Records supplied section start

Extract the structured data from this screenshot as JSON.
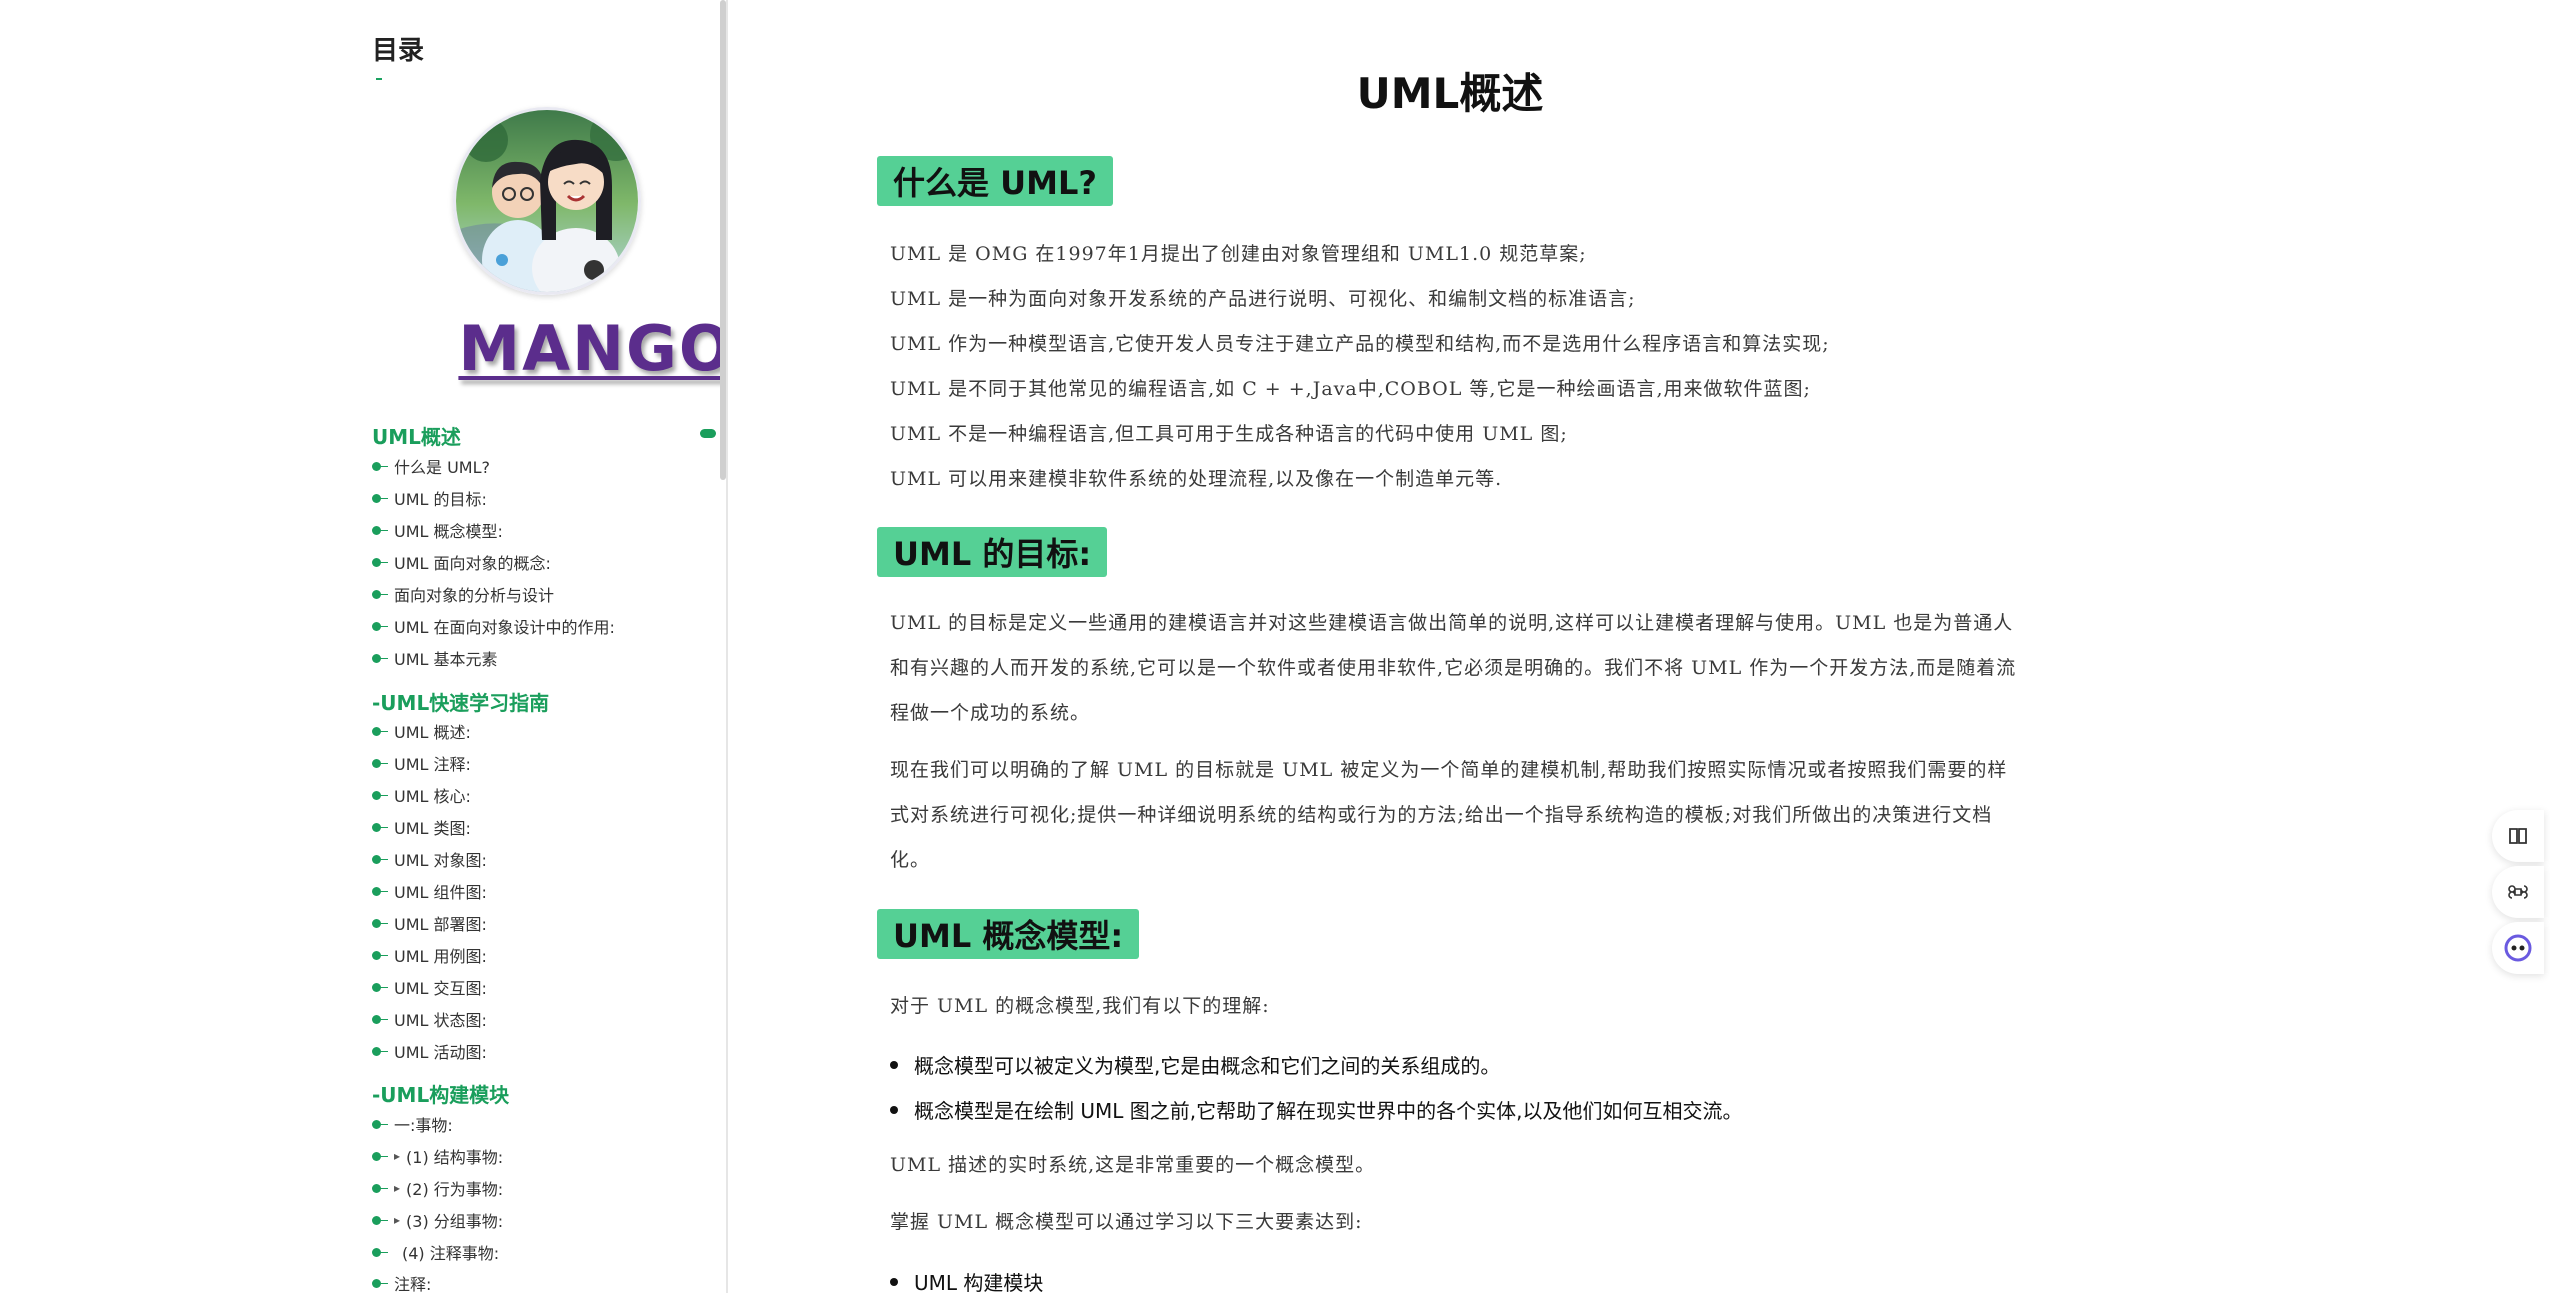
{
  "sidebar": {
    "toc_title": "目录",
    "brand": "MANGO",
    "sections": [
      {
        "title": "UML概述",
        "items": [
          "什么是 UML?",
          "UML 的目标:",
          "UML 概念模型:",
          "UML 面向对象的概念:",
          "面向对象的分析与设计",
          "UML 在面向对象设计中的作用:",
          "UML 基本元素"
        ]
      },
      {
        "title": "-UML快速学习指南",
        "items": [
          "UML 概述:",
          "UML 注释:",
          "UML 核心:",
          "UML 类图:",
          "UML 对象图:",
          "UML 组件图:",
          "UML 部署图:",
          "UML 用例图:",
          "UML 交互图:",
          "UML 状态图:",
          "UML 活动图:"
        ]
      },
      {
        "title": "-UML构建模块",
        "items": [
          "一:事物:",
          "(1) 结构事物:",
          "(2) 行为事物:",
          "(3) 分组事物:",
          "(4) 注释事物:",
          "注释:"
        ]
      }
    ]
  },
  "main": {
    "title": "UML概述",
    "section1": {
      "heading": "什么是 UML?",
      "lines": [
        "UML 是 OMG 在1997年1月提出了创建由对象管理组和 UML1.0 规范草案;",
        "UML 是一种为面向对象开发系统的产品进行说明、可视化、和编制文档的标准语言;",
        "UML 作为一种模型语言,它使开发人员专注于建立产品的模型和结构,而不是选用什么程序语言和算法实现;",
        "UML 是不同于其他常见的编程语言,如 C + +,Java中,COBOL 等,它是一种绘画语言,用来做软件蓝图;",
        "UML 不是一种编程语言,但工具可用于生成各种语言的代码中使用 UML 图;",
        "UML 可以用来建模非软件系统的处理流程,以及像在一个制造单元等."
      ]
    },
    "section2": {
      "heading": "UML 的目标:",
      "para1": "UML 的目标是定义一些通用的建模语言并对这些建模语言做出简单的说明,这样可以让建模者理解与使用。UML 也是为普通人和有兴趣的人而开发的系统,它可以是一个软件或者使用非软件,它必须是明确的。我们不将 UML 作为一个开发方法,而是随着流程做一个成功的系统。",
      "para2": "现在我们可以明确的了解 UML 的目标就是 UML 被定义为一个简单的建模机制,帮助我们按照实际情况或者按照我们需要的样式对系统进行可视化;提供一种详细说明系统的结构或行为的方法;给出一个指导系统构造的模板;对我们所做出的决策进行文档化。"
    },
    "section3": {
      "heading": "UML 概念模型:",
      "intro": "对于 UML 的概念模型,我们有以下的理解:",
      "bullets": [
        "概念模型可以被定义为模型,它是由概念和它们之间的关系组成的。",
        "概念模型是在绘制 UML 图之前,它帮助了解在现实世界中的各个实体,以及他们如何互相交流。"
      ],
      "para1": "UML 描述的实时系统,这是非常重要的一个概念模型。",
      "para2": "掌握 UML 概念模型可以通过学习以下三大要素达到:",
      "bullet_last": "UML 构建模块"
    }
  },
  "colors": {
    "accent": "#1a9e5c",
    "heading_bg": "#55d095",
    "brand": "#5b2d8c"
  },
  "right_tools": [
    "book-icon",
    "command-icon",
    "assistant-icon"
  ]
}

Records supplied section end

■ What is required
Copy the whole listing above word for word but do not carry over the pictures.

■ Result of this task
Extract the structured data from this screenshot as JSON.
{
  "sidebar": {
    "toc_title": "目录",
    "brand": "MANGO",
    "sections": [
      {
        "title": "UML概述",
        "items": [
          "什么是 UML?",
          "UML 的目标:",
          "UML 概念模型:",
          "UML 面向对象的概念:",
          "面向对象的分析与设计",
          "UML 在面向对象设计中的作用:",
          "UML 基本元素"
        ]
      },
      {
        "title": "-UML快速学习指南",
        "items": [
          "UML 概述:",
          "UML 注释:",
          "UML 核心:",
          "UML 类图:",
          "UML 对象图:",
          "UML 组件图:",
          "UML 部署图:",
          "UML 用例图:",
          "UML 交互图:",
          "UML 状态图:",
          "UML 活动图:"
        ]
      },
      {
        "title": "-UML构建模块",
        "items": [
          "一:事物:",
          "(1) 结构事物:",
          "(2) 行为事物:",
          "(3) 分组事物:",
          "(4) 注释事物:",
          "注释:"
        ]
      }
    ]
  },
  "main": {
    "title": "UML概述",
    "section1": {
      "heading": "什么是 UML?",
      "lines": [
        "UML 是 OMG 在1997年1月提出了创建由对象管理组和 UML1.0 规范草案;",
        "UML 是一种为面向对象开发系统的产品进行说明、可视化、和编制文档的标准语言;",
        "UML 作为一种模型语言,它使开发人员专注于建立产品的模型和结构,而不是选用什么程序语言和算法实现;",
        "UML 是不同于其他常见的编程语言,如 C + +,Java中,COBOL 等,它是一种绘画语言,用来做软件蓝图;",
        "UML 不是一种编程语言,但工具可用于生成各种语言的代码中使用 UML 图;",
        "UML 可以用来建模非软件系统的处理流程,以及像在一个制造单元等."
      ]
    },
    "section2": {
      "heading": "UML 的目标:",
      "para1": "UML 的目标是定义一些通用的建模语言并对这些建模语言做出简单的说明,这样可以让建模者理解与使用。UML 也是为普通人和有兴趣的人而开发的系统,它可以是一个软件或者使用非软件,它必须是明确的。我们不将 UML 作为一个开发方法,而是随着流程做一个成功的系统。",
      "para2": "现在我们可以明确的了解 UML 的目标就是 UML 被定义为一个简单的建模机制,帮助我们按照实际情况或者按照我们需要的样式对系统进行可视化;提供一种详细说明系统的结构或行为的方法;给出一个指导系统构造的模板;对我们所做出的决策进行文档化。"
    },
    "section3": {
      "heading": "UML 概念模型:",
      "intro": "对于 UML 的概念模型,我们有以下的理解:",
      "bullets": [
        "概念模型可以被定义为模型,它是由概念和它们之间的关系组成的。",
        "概念模型是在绘制 UML 图之前,它帮助了解在现实世界中的各个实体,以及他们如何互相交流。"
      ],
      "para1": "UML 描述的实时系统,这是非常重要的一个概念模型。",
      "para2": "掌握 UML 概念模型可以通过学习以下三大要素达到:",
      "bullet_last": "UML 构建模块"
    }
  },
  "colors": {
    "accent": "#1a9e5c",
    "heading_bg": "#55d095",
    "brand": "#5b2d8c"
  },
  "right_tools": [
    "book-icon",
    "command-icon",
    "assistant-icon"
  ]
}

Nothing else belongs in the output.